Just the free personal finance services offered are extensive and competitive with what is offered by Quicken. Included are services such as budgeting, a retirement planner, a 401(k) fee analyzer and an investment allocation target checker. The budgeting component includes a cash flow tool that allows individuals to input income and spending, and then receive weekly, monthly or annual analyses of their projected cash flows. The retirement planner can be used to map out a retirement plan, and then to monitor how closely the user is adhering to the plan. This free feature allows users to set spending and savings goals, track income events and project the future value of their investment portfolios. The comprehensive features and the flexibility of input variables offered in this free module compare favorably to any comparable service, free or paid. The asset allocation component determines a user's risk tolerance profile and then makes appropriate investment allocation recommendations.

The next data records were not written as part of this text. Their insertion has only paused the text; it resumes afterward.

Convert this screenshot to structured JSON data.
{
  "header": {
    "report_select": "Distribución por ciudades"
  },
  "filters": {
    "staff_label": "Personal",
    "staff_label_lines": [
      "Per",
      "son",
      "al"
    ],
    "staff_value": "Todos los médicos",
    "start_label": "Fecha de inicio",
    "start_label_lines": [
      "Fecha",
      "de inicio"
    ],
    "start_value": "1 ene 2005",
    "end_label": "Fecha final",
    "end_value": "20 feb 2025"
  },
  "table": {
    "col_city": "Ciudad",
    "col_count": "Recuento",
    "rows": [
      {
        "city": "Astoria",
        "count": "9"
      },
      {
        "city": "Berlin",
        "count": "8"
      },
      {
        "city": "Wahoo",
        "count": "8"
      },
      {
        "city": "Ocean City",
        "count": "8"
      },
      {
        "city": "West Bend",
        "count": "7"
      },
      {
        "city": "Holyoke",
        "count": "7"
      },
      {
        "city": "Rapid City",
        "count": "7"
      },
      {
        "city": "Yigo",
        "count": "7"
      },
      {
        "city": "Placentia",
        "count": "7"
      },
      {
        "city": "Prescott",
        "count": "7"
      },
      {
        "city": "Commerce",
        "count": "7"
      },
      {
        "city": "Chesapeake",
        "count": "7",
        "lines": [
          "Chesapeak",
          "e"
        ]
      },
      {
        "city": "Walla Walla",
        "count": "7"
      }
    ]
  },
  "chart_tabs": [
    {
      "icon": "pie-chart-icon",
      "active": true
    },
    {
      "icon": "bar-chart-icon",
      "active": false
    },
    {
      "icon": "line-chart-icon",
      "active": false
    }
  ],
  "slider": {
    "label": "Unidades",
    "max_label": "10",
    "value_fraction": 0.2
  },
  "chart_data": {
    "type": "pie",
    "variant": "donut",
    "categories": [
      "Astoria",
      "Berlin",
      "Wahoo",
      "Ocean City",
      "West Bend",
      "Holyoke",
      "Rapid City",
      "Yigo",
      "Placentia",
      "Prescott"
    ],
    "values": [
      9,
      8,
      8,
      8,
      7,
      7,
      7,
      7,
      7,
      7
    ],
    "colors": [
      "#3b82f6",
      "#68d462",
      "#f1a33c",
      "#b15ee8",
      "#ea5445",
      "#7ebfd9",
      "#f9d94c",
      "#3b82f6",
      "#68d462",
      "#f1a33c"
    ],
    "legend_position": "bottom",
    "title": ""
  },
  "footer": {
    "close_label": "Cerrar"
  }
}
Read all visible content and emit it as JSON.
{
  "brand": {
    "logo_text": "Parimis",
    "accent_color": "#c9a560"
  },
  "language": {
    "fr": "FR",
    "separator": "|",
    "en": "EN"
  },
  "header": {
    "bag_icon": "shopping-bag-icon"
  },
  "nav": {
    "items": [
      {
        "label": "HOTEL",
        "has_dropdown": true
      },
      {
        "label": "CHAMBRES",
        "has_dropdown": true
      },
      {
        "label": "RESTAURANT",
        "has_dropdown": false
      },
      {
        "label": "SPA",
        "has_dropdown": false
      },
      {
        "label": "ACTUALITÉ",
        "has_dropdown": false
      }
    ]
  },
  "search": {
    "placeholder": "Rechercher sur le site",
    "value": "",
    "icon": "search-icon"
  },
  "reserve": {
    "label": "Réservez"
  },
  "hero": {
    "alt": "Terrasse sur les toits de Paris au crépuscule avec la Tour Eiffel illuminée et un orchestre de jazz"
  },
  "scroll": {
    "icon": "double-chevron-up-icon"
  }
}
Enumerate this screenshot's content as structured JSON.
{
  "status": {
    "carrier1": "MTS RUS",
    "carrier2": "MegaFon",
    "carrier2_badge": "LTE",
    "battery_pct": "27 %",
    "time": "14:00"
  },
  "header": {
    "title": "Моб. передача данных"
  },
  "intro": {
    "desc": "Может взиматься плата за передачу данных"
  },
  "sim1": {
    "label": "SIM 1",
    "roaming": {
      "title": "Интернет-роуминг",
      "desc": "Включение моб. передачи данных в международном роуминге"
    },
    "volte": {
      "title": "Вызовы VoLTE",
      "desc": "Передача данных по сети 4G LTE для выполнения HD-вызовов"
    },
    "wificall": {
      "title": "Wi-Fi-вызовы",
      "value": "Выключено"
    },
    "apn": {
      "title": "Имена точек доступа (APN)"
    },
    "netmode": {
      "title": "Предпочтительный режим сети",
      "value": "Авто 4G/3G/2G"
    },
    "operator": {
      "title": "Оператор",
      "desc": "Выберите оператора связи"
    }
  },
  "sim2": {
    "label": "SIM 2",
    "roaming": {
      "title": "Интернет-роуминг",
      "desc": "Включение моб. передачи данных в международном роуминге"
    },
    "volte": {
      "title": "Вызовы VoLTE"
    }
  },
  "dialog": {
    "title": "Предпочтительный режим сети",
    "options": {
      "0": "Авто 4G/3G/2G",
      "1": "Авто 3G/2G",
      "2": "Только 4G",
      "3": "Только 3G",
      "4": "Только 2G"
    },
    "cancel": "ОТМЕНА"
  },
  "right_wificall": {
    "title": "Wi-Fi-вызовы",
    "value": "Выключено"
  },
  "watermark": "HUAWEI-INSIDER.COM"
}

Personal Capital has received good reviews on a number of levels, one being that it offers better account synchronization than most programs of this type. It also receives high marks for customer service, a rare plus for a free financial services software program. Personal Capital offers much more in-depth investment analysis and planning than Quicken. It also offers enhanced security through its use of two-factor authentication.

Personal Capital services are accessible by computer, tablet or cellphone.

3) iBank

Designed specifically for Apple's operating system, iBank, developed by IGG Software, is touted as a superior alternative to Quicken for Mac users. iBank, which debuted in 2004 [3] aims to serve as a personal or small business financial management program. It offers a myriad of financial services, including bank, credit card, loan and investment account management. iBank offers detailed income and expense analysis, with continually updated charts. Features not included in Quicken but that come standard with iBank include multicurrency functionality and variable loan amortization. iBank's platform for reviewing all of an individual's financial accounts can be found on one central dashboard: checking, savings, money market, equity and fixed-income investments, retirement accounts, loan accounts and brokerage accounts

iBank stands out for the investment performance analysis it offers, tracking buys and sells of stock shares, dividends and stock options. The program allows for easy production and printing of custom financial reports, and it even allows a user to print new checks when needed.

 

1. Quicken 1984

2. Personal Capital

3. iBank

Want to learn how to invest?

Get a free 10 week email series that will teach you how to start investing.

Delivered twice a week, straight to your inbox.